**Material shown**.

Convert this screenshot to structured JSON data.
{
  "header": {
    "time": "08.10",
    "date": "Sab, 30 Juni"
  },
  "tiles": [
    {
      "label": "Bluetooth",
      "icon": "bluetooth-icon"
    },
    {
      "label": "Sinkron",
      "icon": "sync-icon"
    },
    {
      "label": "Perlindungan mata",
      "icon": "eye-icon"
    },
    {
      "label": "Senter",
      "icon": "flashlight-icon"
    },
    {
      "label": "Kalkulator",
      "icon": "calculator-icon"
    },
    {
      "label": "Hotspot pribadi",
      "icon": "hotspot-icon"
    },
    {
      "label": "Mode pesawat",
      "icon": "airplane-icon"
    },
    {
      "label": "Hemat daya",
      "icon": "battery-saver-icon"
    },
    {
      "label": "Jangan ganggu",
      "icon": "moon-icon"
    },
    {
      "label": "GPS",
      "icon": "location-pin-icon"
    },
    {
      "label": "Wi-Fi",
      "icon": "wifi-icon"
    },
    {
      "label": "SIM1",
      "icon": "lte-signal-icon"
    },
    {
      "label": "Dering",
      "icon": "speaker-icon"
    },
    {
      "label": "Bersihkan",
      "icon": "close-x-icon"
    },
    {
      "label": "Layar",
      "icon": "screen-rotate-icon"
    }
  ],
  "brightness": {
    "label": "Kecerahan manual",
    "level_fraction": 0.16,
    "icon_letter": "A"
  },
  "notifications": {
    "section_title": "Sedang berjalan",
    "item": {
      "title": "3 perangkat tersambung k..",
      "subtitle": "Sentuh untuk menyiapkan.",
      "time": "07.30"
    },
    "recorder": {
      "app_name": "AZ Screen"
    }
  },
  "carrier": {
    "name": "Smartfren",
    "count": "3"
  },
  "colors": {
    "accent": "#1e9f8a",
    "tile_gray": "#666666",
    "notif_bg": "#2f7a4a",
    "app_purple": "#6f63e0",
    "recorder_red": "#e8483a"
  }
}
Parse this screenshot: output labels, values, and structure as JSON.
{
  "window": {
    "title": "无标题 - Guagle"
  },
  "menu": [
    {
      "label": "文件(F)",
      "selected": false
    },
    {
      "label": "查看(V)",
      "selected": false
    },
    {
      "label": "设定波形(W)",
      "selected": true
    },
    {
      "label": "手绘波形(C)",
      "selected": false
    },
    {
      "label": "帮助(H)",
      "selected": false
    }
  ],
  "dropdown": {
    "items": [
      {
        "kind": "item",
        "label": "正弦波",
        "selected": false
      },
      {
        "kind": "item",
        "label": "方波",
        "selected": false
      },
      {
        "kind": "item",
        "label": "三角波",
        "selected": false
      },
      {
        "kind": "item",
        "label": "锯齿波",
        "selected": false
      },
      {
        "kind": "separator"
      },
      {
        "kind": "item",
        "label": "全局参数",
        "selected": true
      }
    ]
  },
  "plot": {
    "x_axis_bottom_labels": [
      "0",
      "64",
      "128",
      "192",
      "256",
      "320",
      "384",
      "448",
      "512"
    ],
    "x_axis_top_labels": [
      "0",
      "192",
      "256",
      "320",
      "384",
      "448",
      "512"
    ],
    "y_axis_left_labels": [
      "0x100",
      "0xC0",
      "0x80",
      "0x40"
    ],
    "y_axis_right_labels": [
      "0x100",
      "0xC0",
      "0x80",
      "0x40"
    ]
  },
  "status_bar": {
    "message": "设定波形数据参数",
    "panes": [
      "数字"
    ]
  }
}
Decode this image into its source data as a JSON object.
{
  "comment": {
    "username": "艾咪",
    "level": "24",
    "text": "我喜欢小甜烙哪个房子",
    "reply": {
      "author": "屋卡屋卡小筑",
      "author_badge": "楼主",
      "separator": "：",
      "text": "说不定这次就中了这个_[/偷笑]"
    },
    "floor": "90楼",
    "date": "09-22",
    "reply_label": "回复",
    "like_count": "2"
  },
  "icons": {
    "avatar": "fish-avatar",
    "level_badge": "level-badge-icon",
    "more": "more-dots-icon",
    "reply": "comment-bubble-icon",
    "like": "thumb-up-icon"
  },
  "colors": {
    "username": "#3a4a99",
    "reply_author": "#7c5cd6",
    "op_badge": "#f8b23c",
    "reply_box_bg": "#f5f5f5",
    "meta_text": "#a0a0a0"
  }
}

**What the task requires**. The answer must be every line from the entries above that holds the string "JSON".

**Written response**.
Convert this screenshot to structured JSON data.
Parse this screenshot: output labels, values, and structure as JSON.
Decode this image into its source data as a JSON object.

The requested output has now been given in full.